If you set this value too high, the host may thrash when other applications are run on the host. If you set this value too low, virtual machines may perform very poorly and you cannot run as many virtual machines at once.
By default, VMware Workstation limits the number of virtual machines that can run at once based on the amount of memory specified in the application settings. This prevents virtual machines from causing each other to perform poorly.
To allow more or larger virtual machines to run, you can adjust a third setting the amount of virtual machine memory that the host operating system may swap to disk. To change this setting, go to Edit > Preferences > Memory and change the additional memory setting. Select one of the following radio buttons:

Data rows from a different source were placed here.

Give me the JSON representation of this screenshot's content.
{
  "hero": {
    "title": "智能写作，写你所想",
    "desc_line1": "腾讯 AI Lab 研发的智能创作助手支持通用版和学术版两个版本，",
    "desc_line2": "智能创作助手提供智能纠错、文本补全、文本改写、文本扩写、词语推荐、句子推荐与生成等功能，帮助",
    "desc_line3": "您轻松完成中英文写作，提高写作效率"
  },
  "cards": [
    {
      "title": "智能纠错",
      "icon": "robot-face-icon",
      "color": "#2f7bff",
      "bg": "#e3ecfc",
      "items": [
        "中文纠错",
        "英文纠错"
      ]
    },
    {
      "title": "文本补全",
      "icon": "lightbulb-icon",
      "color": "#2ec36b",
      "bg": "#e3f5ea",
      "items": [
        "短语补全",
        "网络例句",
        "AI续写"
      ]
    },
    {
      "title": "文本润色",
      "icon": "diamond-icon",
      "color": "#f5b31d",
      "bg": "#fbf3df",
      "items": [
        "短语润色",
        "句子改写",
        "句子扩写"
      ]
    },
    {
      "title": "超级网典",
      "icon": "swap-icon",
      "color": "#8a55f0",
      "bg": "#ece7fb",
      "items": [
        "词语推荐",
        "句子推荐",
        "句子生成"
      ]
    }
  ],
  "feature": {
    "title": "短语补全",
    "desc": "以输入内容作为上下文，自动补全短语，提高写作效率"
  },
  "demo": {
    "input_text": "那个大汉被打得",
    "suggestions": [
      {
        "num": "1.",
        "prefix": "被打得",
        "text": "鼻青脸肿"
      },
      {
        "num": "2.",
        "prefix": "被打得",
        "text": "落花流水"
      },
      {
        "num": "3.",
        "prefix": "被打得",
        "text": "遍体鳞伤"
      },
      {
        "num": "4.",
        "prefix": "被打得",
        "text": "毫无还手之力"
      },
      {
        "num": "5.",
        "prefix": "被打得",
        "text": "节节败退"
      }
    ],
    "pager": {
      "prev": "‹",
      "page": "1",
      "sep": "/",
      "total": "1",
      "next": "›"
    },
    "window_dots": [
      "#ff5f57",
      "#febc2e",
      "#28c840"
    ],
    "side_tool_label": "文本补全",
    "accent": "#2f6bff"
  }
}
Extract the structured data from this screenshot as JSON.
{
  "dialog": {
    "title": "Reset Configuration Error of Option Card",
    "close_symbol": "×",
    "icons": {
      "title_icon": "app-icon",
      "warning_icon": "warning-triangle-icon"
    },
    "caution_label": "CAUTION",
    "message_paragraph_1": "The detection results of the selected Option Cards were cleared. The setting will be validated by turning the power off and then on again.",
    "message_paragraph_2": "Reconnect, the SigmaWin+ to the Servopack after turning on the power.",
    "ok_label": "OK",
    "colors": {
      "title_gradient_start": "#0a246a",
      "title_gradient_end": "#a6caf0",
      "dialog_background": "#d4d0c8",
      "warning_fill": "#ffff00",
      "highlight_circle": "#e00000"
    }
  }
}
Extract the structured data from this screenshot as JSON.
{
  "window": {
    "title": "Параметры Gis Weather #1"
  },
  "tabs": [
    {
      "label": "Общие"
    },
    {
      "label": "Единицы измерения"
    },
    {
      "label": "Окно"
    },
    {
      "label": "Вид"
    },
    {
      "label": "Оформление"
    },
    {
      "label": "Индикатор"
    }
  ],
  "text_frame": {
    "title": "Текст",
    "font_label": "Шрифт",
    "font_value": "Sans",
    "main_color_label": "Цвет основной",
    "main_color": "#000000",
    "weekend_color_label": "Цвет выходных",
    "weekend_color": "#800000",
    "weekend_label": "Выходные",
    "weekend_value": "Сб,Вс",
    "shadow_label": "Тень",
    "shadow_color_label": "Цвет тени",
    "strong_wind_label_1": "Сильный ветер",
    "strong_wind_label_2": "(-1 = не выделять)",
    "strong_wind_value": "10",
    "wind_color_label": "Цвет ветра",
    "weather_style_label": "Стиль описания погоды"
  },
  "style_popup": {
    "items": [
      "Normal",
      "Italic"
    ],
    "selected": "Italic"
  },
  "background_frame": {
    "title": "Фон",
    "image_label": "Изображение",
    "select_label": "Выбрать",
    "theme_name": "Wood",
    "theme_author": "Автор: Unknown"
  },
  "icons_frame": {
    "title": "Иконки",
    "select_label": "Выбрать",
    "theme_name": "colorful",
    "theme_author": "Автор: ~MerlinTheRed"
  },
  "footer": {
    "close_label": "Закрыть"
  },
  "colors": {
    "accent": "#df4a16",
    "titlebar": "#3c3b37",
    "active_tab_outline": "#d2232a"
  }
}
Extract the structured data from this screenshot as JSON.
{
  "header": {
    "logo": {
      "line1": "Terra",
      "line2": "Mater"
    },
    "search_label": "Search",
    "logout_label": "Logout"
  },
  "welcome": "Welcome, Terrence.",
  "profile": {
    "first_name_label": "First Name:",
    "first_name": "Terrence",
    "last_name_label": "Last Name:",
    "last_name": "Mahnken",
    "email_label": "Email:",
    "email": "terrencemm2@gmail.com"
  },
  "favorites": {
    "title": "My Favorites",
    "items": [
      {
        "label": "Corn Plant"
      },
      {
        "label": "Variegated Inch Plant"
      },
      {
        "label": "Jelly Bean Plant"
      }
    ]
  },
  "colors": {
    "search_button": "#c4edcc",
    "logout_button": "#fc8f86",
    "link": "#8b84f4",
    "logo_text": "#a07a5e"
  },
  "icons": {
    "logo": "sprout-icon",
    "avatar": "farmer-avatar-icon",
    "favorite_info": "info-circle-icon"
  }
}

If you try to power on a virtual machine and there is not enough memory available, VMware Workstation displays a warning message. The message shows how much memory the virtual machine is configured to use and how much memory is available. To try to power on the virtual machine using the available memory, click OK. If you do not want to power on the virtual machine, click Cancel.
By default, Linux kernels in the 2.2.x series support 1GB of physical memory. If you want to use more memory in Linux, you can take one of several approaches.
The CONFIG_2GB option calls for recompiling your kernel as a 2GB kernel. You do this by recompiling your kernel with CONFIG_2GB enabled. This allows Linux to support nearly 2GB of physical memory by dividing the address space into a 2GB user section and a 2GB kernel section (as opposed to the normal division of 3GB for user and 1GB for kernel).
The third approach uses the CONFIG_BIGMEM option in Linux. With the CONFIG_BIGMEM option enabled, the kernel does not directly address all of physical memory and it can then map 1GB (or 2GB) of physical memory into the address space at a time. This allows the use of all of physical memory at the cost of changing the semantics the kernel uses to map virtual to physical addresses. However, VMware products expect physical memory to be mapped directly in the kernel's address space and thus do not work properly with the CONFIG_BIGMEM option enabled.
If you are using a 1GB kernel with CONFIG_BIGMEM enabled and have 960MB to 1983MB of memory, VMware Workstation does not run. To work around this issue, you can either:
If you have a 1GB kernel with CONFIG_BIGMEM enabled and have more than 1983MB of memory, you can do one of the following:
If you are using a 2GB kernel with CONFIG_BIGMEM enabled and have 1984MB or more memory, VMware Workstation does not run. You can either pass the boot-time switch mem=1983M at the LILO prompt, or add it to lilo.conf to disable CONFIG_BIGMEM and thus allow you to run VMware Workstation. To use the switch: